Showing posts from June, 2016

On Collecting Bee Swarms

  --> It was our anniversary. It was pouring down rain. We love rain on momentous days in our life. And I guess we love a little bit of crazy too. And that is just what we got. We were hanging out on the front porch when we discovered that our bees had swarmed in a nearby tree. It was accessible, so George Googled how to catch a swarm of bees. It involved a gun, climbing a tall tree, a large white sheet, and some raincoats. George climbed the tree, shot out the limb, which dropped on the first shot into the sheet I held below and immediately dumped into a nearby hive.   All in a downpour! We didn't get any pictures of that swarm for obvious reasons. Based on the crazy, redneck methods we have utilized in the reclamation of our bees, we've made sure to document our swarm catching procedures since then. Whew, we got them. The next day, they swarmed again. This time they were kind enough to land on a more accessible branch. It involved a tr

Potato Medley

 Potatoes from our spring harvest.

Rooster Tales - Pistol's Story

We’ve got a one legged rooster. Well, he’s got two, but one doesn’t work at all so he holds it tight to his chest and proudly hops around straight up in the air and back down again.  His story must be told. . . Pistol was king of the castle. He took care of all his ladies. He didn’t leave any of the hens out from his daily routine.   Even if they wanted to be left out, he made sure to meet with them daily. He was brave and generous. He often would find bugs or frogs or little snakes and straight away deliver them to one of his beauties. He took care of them and made sure they stayed safe.

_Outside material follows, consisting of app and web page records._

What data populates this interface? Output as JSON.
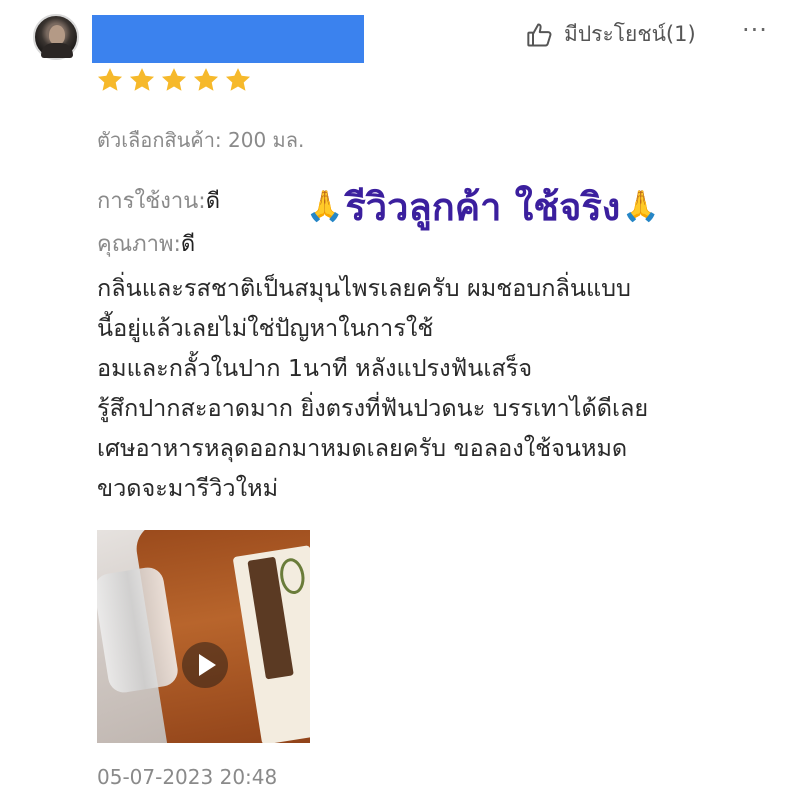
{
  "review": {
    "rating": 5,
    "rating_max": 5,
    "helpful_label": "มีประโยชน์(1)",
    "more_label": "···",
    "variant": "ตัวเลือกสินค้า: 200 มล.",
    "usage_label": "การใช้งาน:",
    "usage_value": "ดี",
    "quality_label": "คุณภาพ:",
    "quality_value": "ดี",
    "headline": "รีวิวลูกค้า ใช้จริง",
    "headline_emoji": "🙏",
    "body_lines": [
      "กลิ่นและรสชาติเป็นสมุนไพรเลยครับ ผมชอบกลิ่นแบบ",
      "นี้อยู่แล้วเลยไม่ใช่ปัญหาในการใช้",
      "อมและกลั้วในปาก 1นาที หลังแปรงฟันเสร็จ",
      "รู้สึกปากสะอาดมาก ยิ่งตรงที่ฟันปวดนะ บรรเทาได้ดีเลย",
      "เศษอาหารหลุดออกมาหมดเลยครับ ขอลองใช้จนหมด",
      "ขวดจะมารีวิวใหม่"
    ],
    "timestamp": "05-07-2023 20:48"
  },
  "colors": {
    "username_redaction": "#3b82ee",
    "star": "#f6b92b",
    "headline": "#3b1f9e"
  },
  "icons": {
    "avatar": "user-avatar",
    "star": "star-icon",
    "helpful": "thumbs-up-icon",
    "more": "more-options-icon",
    "play": "play-icon"
  }
}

There were even a few other roosters in his pack, but he let them hang around and probably taught them a thing or two. One morning, dear Amelia noticed something was wrong with one of his legs. It appeared he had either cut it on something, or perhaps a pig had stepped on him during a valiant attempt to protect one of his dear hens. The wound was a gash more than a cut. Amelia tended

Simply Skinning A Snake

--> Oak snakes hang out at our place. There is a fine assortment of tasty treats available for them to eat, so they find it a delightful place to live. And it’s Florida. We've got snakes. The kids love to catch the oak snakes and play with them for awhile before we release them somewhere far away from the coop with eggs. Yesterday, Amelia spotted an oak snake slithering along and hollered for capturing assistance. We grabbed our oak snake trash can and headed to assist. Lucy, our dog, came along for the adventure, but what we didn’t know is that she is a snake attack dog. Before we could do a thing, she had that snake by the neck – or something like that – and was whipping it around and around. It was wild! We all sat there and stared wide eyed as Lucy took that snake down. Dead snake. George encouraged Amelia to skin the snake and tan it. After a few Google searches on skinning a snake and tanning the “hide”, Amelia, George Wilder, and William got to

Helicopter Parenting, Grandma’s Attic, For Real Farm To Table, and Exit Options

Confession:  My sweet friend Dana and I did some serious helicopter parenting today. Between the two of us, we have eight children. We’d planned a bunch of play time at the local springs today, but the weather wasn’t cooperating, so we hit up our local history museum for some sweet air condition and indoor play on a gray day. The museum has a “grandma’s attic” area packed with great dress up clothes. We rummaged through crazy outfits and dressed up with the kids and pretended to go back in time with them. I’m talking not even a slight hover. We actually got in between them! We had quite the time pretending to step back around the corner of time and act like we were somewhere between Little House on the Prairie and Woodstock.  Dana isn't pregnant. That is a bunt cake pan!   When we exhausted our possibilities at the museum, the rain wasn’t falling so we headed for the park. Of course it immediately rained, and then it didn’t rain, and so on.  It

A Smattering of Spring

 Hannah. Busy. She wakes up and sprints to the kitchen. Grabs the gallon of milk from refrigerator and thumps it to the floor. Then she grabs a sippy cup and grunts for a fill up. With milk in hand she toddles over to the cabinet and grabs a bowl. “Mo,” she says, asking for more of something in her bowl. Bowls. They are all over our house -- along with toothbrushes. We can’t ever find the bowls or the toothbrushes. She wants a bowl full of something to snack on. Of course she is hungry. She doesn’t stop moving. She finds toothpaste no matter where I stash it. The kids get it back down and she finds it. There is tooth paste in the carpet, on my pillow, on my shoes, in my hair, on the cabinets, and on the wall too.              If we mention the pool or swimming, she runs to the back door, rips off her diaper, tries to take off her clothes, and yells, “Pool!” With a mad dash to the pool, she jumps in without fear over and over and over and over again. If she fi